JAMA. 1902;XXXIX(20):1223-1231. doi:10.1001/jama.1902.52480460001001
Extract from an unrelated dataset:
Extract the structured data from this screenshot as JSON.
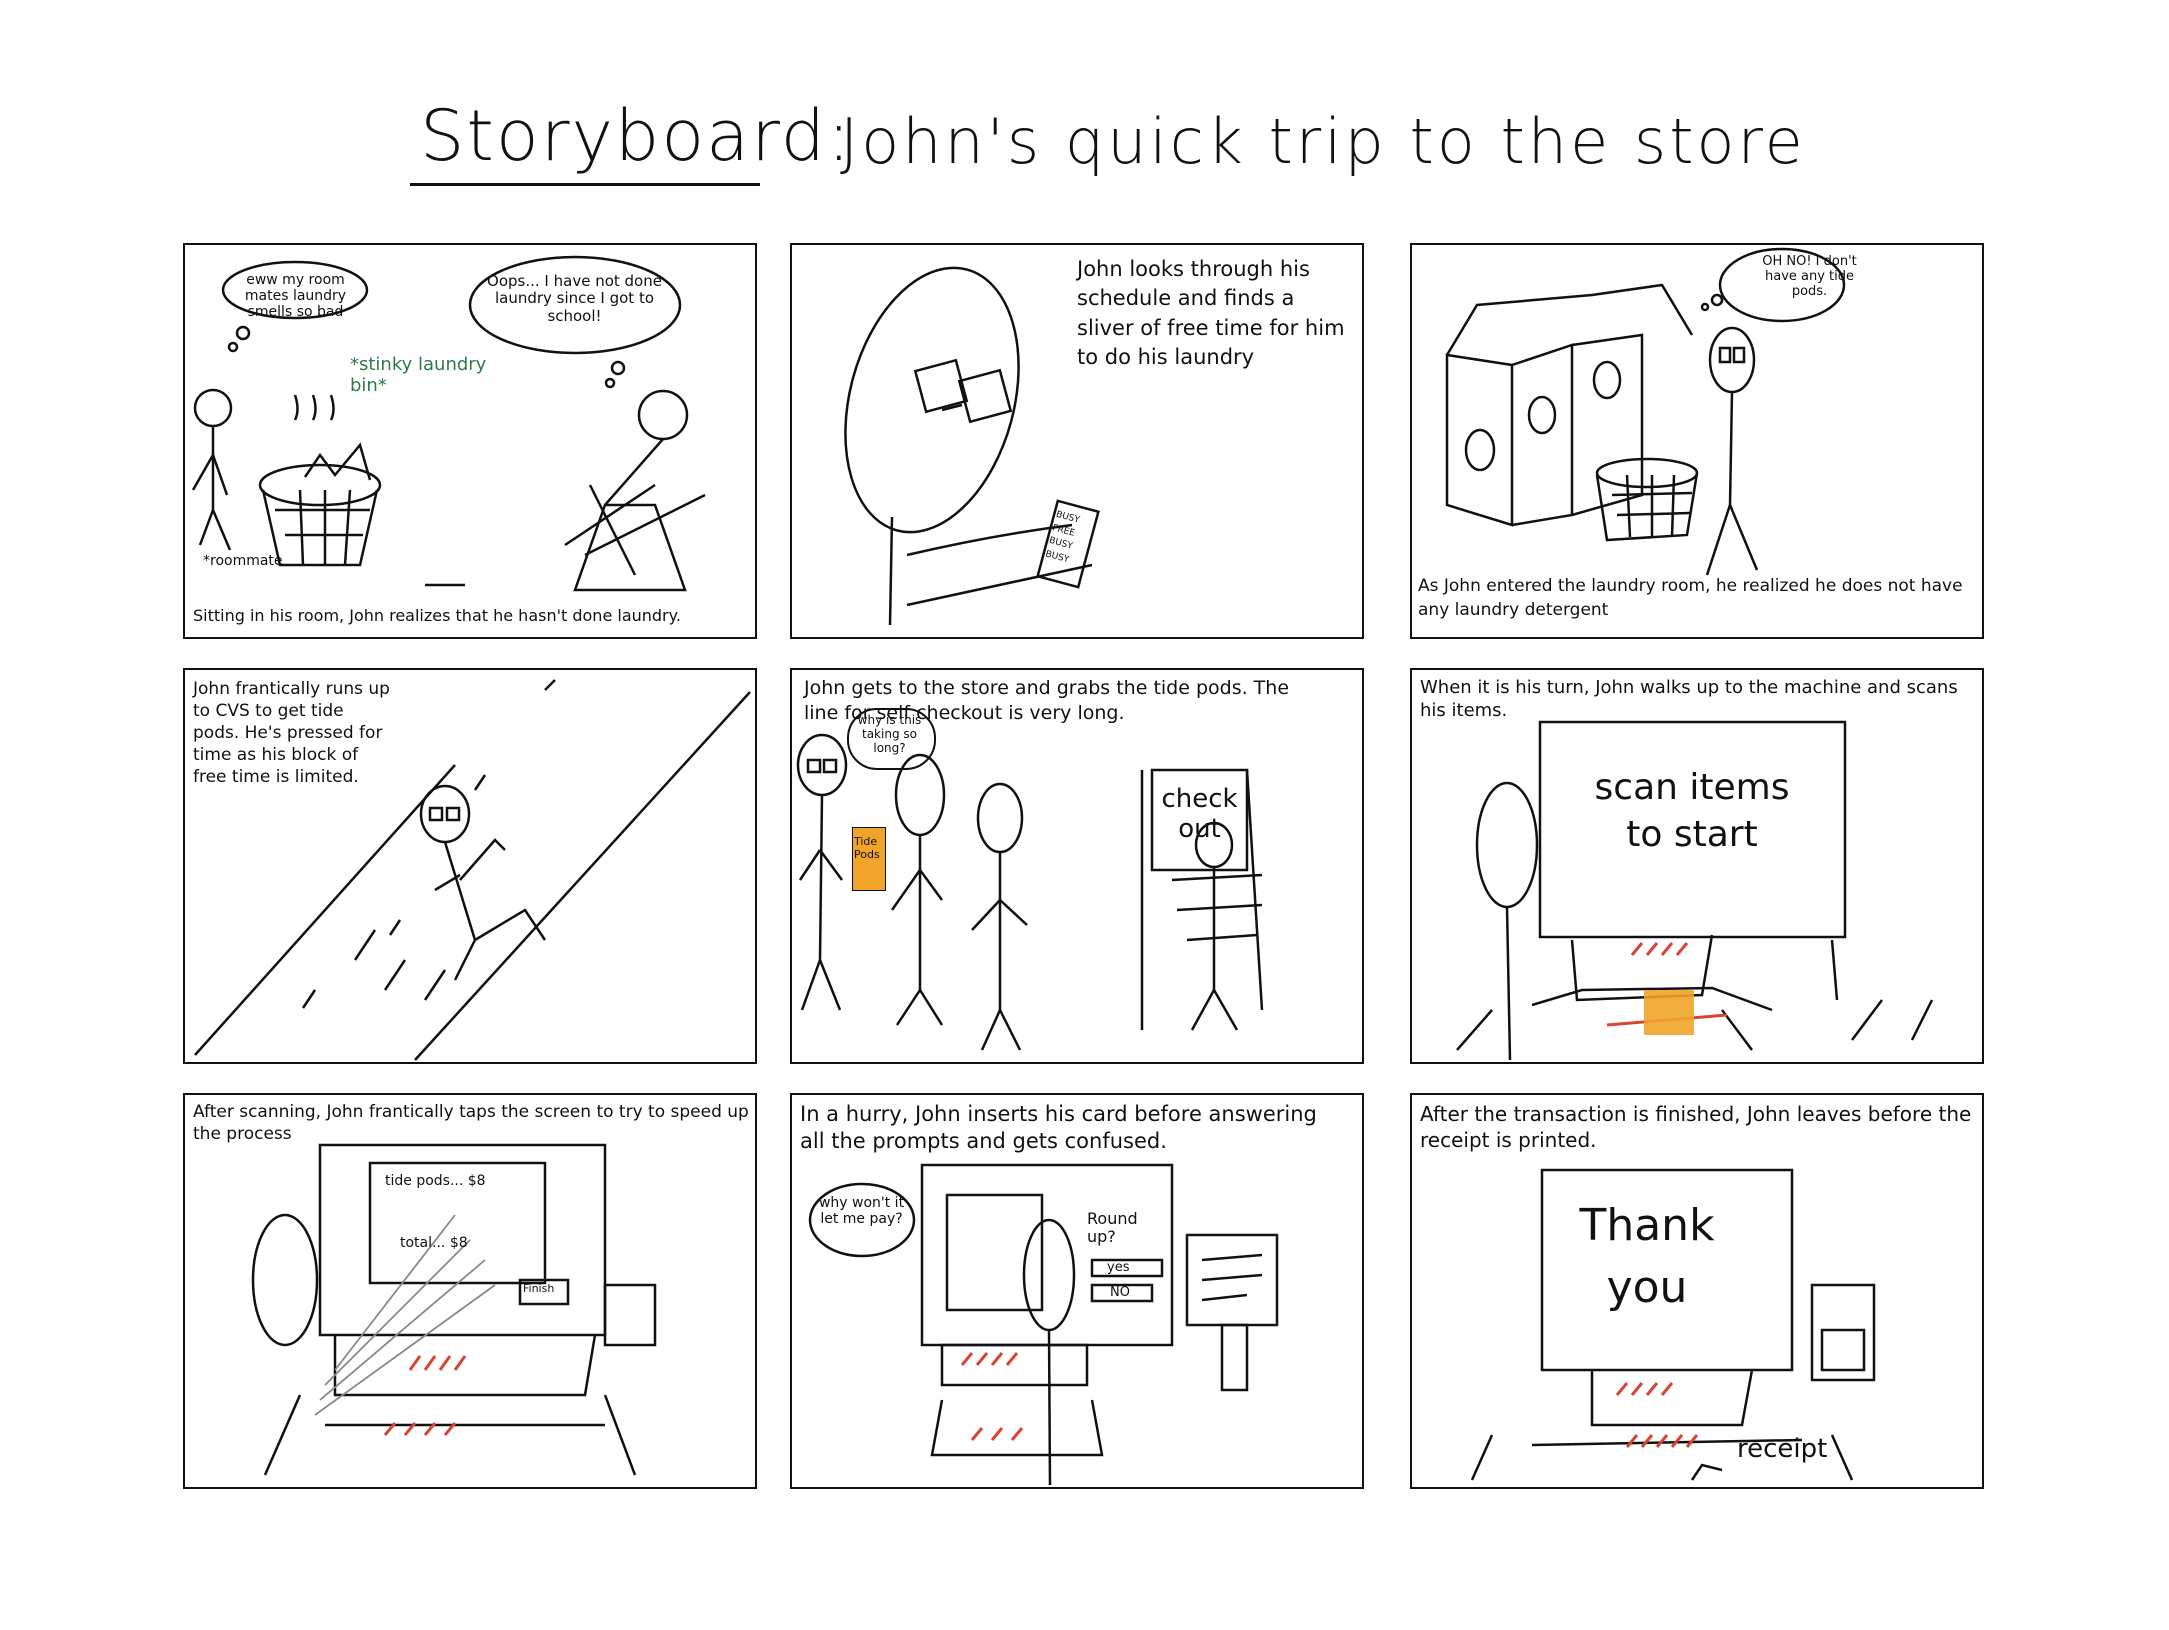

Come with me for a few moments on a lovely June day in 1822, to what were then far-off northern wilds, to the Island of Michilimacinac, where the waters of Lake Michigan and Lake Huron unite and where stands Fort Mackinac, rich in the memories of Indian and voyageur, one of the four important posts on the upper lakes in the days when the rose and the fleur-de-lys strove for the mastery of the western world. Here the noble Marquette labored for his Lord, and here beneath the chapel of St. Ignace they laid his bones to rest. Here the intrepid LaSalle, the brave Tonty and the resolute Du Luht had halted in their wild wanderings. Its palisades and block-houses had echoed the war-whoops of Ojibwas and Ottawas, of Hurons and Iroquois, and the old fort had been the scene of bloody massacres and hard-fought fights, but at the conclusion